Thank you for this article about the Archives Museum and the story of the statuette which was returned after so many years.
I remember the Archives Museum when it was on Sussex Drive and I remember too Alf Petrie. The Museum, and Mr. Petrie, were noteworthy features of the Public Archives of Canada in the 1960s.
One correction which should be made in this article. Before the move to the new building on Wellington Street in 1967 The National Library did not share the building on Sussex Drive with the Public Archives. The National Library shared a building in Tunney’s Pasture with the Archives Record Centre. The Public Archive of Canada had a separate library, which moved to Wellington Street with the other branches of the Archives in 1967. There were rumours that it would be absorbed into the National Library, but this did not happen at the time of the move, thanks possibly to the firm stand of Miss Bourque, the head of the Archives Library.
Thank you for your interest in the LAC blog, and this extra information. We will review your suggestions and update the blog accordingly.
As it seems that my reply to this posting which I submitted last week has been lost in outer space, I am trying again. I appreciated what you wrote about the Archives Museum and especially the pictures of the rooms of the Museum, though I wish that the pictures showed the exhibits more clearly, especially the model of Quebec. I remember seeing it in the Museum and also in Quebec City when I was there to give a paper at a conference. The building on Sussex Drive was very attractive for visitors, but the high heat and humidity in summer and the lack of humidity in the winter made it hard on both the documents and the staff. Perhaps the pictures that you used in this post along with others in the collection could be shown in one of the Exhibition rooms on the north side of 395 Wellington. It would be good to see those rooms used for the purpose for which they were designed. A plan showing the building on Sussex Drive as it was when it housed the Archives would be lovely to see as well.
There are however some corrections which should be made in the post:
• LAC and its predecessor institutions (the National Archives of Canada, the National Library of Canada, the Public Archives of Canada and the Dominion Archives of Canada) – I believe that until its renaming as the National Archives of Canada in 1987, the Archives was always the Public Archives of Canada, though the head of the institution was the Dominion Archivist.
• “The bold ambition of Sir Doughty” – the title “Sir” is never used with the last name alone of the person referred. Use it with the whole name, or with the first name alone. Perhaps it would have been better to have used the title “Dr. Doughty” as Doughty was only knighted in the last year of his life, following his retirement, and was known as Dr. Doughty throughout his service at the Archives. This raises the question of the Historic Sites and Monuments Board plaque honouring Dr. Doughty, which was unveiled in the lobby at 395 Wellington many years ago, but seems to have been moved. Surely it would be better to have it on display where scholars and other members of the public visiting the Archives could see it. And it should be joined by the plaque to Dr. Brymner, the first Dominion Archivist, which used to be on view at the Archives, but which seems to have disappeared totally.

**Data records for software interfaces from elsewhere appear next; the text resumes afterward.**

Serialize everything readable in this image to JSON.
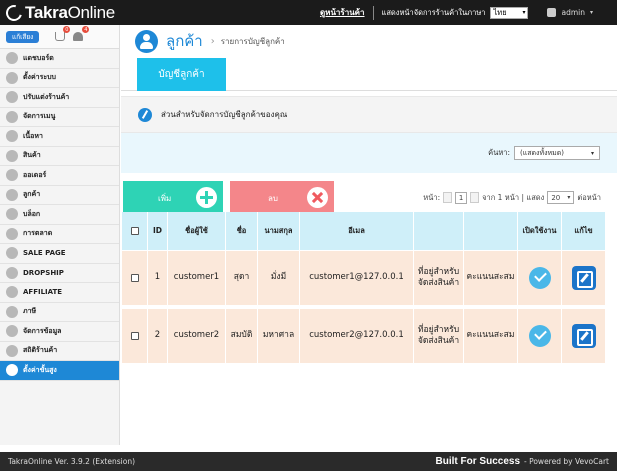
{
  "topbar": {
    "logo_bold": "Takra",
    "logo_thin": "Online",
    "home_link": "ดูหน้าร้านค้า",
    "lang_label": "แสดงหน้าจัดการร้านค้าในภาษา",
    "lang_value": "ไทย",
    "user": "admin"
  },
  "sidebar": {
    "shop_button": "แก้เสียง",
    "cart_count": "0",
    "bell_count": "4",
    "items": [
      {
        "label": "แดชบอร์ด"
      },
      {
        "label": "ตั้งค่าระบบ"
      },
      {
        "label": "ปรับแต่งร้านค้า"
      },
      {
        "label": "จัดการเมนู"
      },
      {
        "label": "เนื้อหา"
      },
      {
        "label": "สินค้า"
      },
      {
        "label": "ออเดอร์"
      },
      {
        "label": "ลูกค้า"
      },
      {
        "label": "บล็อก"
      },
      {
        "label": "การตลาด"
      },
      {
        "label": "SALE PAGE"
      },
      {
        "label": "DROPSHIP"
      },
      {
        "label": "AFFILIATE"
      },
      {
        "label": "ภาษี"
      },
      {
        "label": "จัดการข้อมูล"
      },
      {
        "label": "สถิติร้านค้า"
      },
      {
        "label": "ตั้งค่าขั้นสูง"
      }
    ]
  },
  "page": {
    "title": "ลูกค้า",
    "breadcrumb": "รายการบัญชีลูกค้า",
    "tab": "บัญชีลูกค้า",
    "info": "ส่วนสำหรับจัดการบัญชีลูกค้าของคุณ",
    "search_label": "ค้นหา:",
    "search_value": "(แสดงทั้งหมด)",
    "add_button": "เพิ่ม",
    "delete_button": "ลบ",
    "pager": {
      "page_label": "หน้า:",
      "page": "1",
      "of_text": "จาก 1 หน้า | แสดง",
      "per_page": "20",
      "per_page_suffix": "ต่อหน้า"
    }
  },
  "table": {
    "headers": [
      "ID",
      "ชื่อผู้ใช้",
      "ชื่อ",
      "นามสกุล",
      "อีเมล",
      "",
      "",
      "เปิดใช้งาน",
      "แก้ไข"
    ],
    "rows": [
      {
        "id": "1",
        "username": "customer1",
        "first": "สุดา",
        "last": "มั่งมี",
        "email": "customer1@127.0.0.1",
        "address": "ที่อยู่สำหรับจัดส่งสินค้า",
        "points": "คะแนนสะสม"
      },
      {
        "id": "2",
        "username": "customer2",
        "first": "สมบัติ",
        "last": "มหาศาล",
        "email": "customer2@127.0.0.1",
        "address": "ที่อยู่สำหรับจัดส่งสินค้า",
        "points": "คะแนนสะสม"
      }
    ]
  },
  "footer": {
    "version": "TakraOnline Ver. 3.9.2 (Extension)",
    "slogan": "Built For Success",
    "powered": "- Powered by VevoCart"
  }
}
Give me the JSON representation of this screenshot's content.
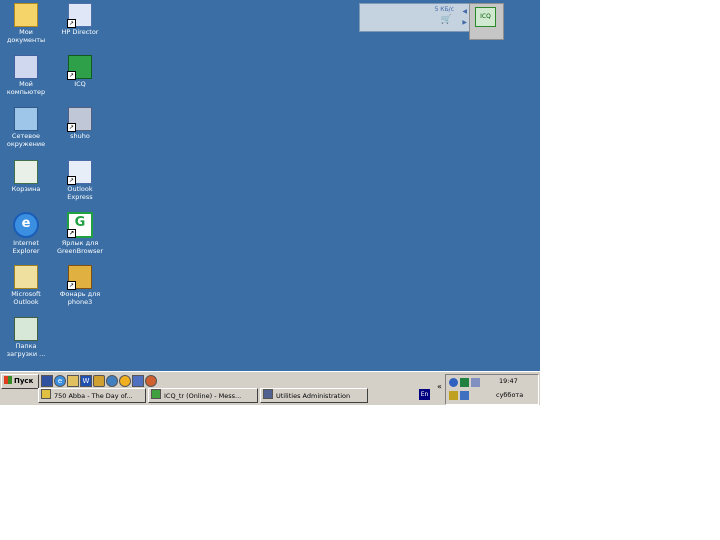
{
  "desktop": {
    "background_color": "#3a6ea5",
    "icons": [
      {
        "name": "my-documents-icon",
        "label": "Мои документы"
      },
      {
        "name": "my-computer-icon",
        "label": "Мой компьютер"
      },
      {
        "name": "network-icon",
        "label": "Сетевое окружение"
      },
      {
        "name": "recycle-bin-icon",
        "label": "Корзина"
      },
      {
        "name": "internet-explorer-icon",
        "label": "Internet Explorer"
      },
      {
        "name": "outlook-icon",
        "label": "Microsoft Outlook"
      },
      {
        "name": "hp-download-icon",
        "label": "Папка загрузки ..."
      },
      {
        "name": "hp-director-icon",
        "label": "HP Director"
      },
      {
        "name": "icq-icon",
        "label": "ICQ"
      },
      {
        "name": "shuffle-icon",
        "label": "shuho"
      },
      {
        "name": "outlook-express-icon",
        "label": "Outlook Express"
      },
      {
        "name": "greenbrowser-icon",
        "label": "Ярлык для GreenBrowser"
      },
      {
        "name": "phone-icon",
        "label": "Фонарь для phone3"
      }
    ]
  },
  "deskbar": {
    "status_text": "5 КБ/с",
    "logo_text": "ICQ"
  },
  "taskbar": {
    "start_label": "Пуск",
    "quick_launch": [
      "desktop-icon",
      "ie-icon",
      "outlook-icon",
      "word-icon",
      "gear-icon",
      "globe-icon",
      "media-icon",
      "browser-icon",
      "game-icon"
    ],
    "tasks": [
      {
        "label": "750 Abba - The Day of..."
      },
      {
        "label": "ICQ_tr (Online) - Mess..."
      },
      {
        "label": "Utilities Administration"
      }
    ],
    "language": "En",
    "chevron": "«",
    "clock_time": "19:47",
    "clock_day": "суббота"
  }
}
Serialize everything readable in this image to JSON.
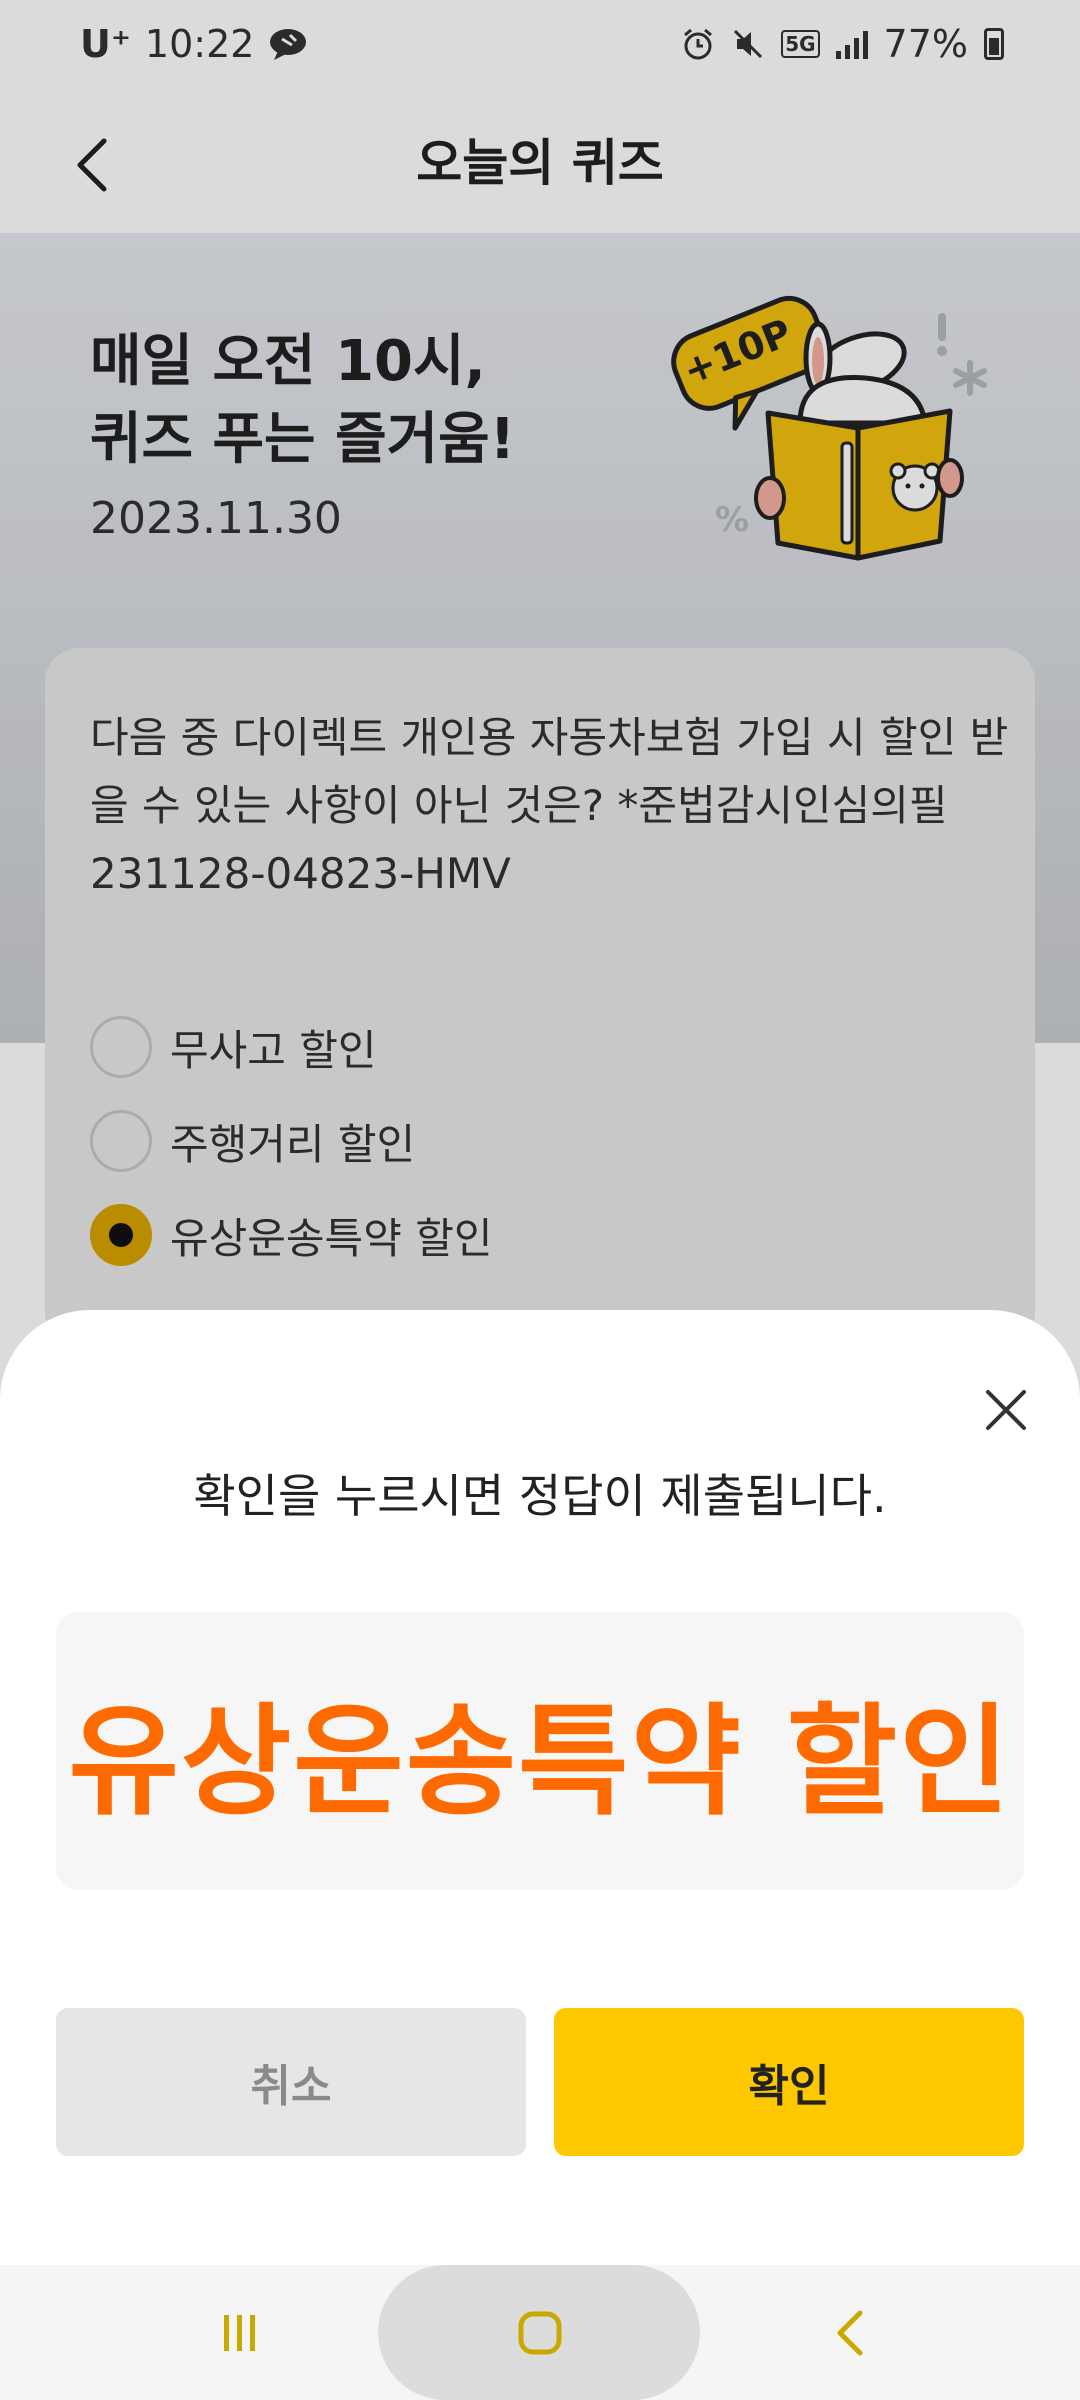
{
  "status_bar": {
    "carrier": "U⁺",
    "time": "10:22",
    "network": "5G",
    "battery": "77%"
  },
  "header": {
    "title": "오늘의 퀴즈"
  },
  "hero": {
    "title_line1": "매일 오전 10시,",
    "title_line2": "퀴즈 푸는 즐거움!",
    "date": "2023.11.30",
    "badge": "+10P"
  },
  "quiz": {
    "question": "다음 중 다이렉트 개인용 자동차보험 가입 시 할인 받을 수 있는 사항이 아닌 것은? *준법감시인심의필 231128-04823-HMV",
    "options": [
      {
        "label": "무사고 할인",
        "selected": false
      },
      {
        "label": "주행거리 할인",
        "selected": false
      },
      {
        "label": "유상운송특약 할인",
        "selected": true
      }
    ]
  },
  "sheet": {
    "message": "확인을 누르시면 정답이 제출됩니다.",
    "answer": "유상운송특약 할인",
    "cancel_label": "취소",
    "confirm_label": "확인"
  },
  "colors": {
    "accent": "#fdc800",
    "answer": "#ff6a00",
    "nav_icon": "#c9a800"
  }
}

• “the Archives building, also the home of the National Library of Canada” – The National Library shared a building in Tunney’s Pasture with the Archives Record Centre until is moved into the new Archives building on Wellington Street. The Public Archive of Canada had a separate library, which moved to Wellington Street with the other branches of the Archives in 1967. The two institutions soon outgrew the space available in that building. It was thought in 1967 that as the collections grew a new building, probably a twin of the building at 395 Wellington would be built next door, replacing the “temporary” building which occupied the space (now used for a parking lot).
Thank you for your interest in the LAC blog, we will review your suggestions and update the blog accordingly. Have a good day.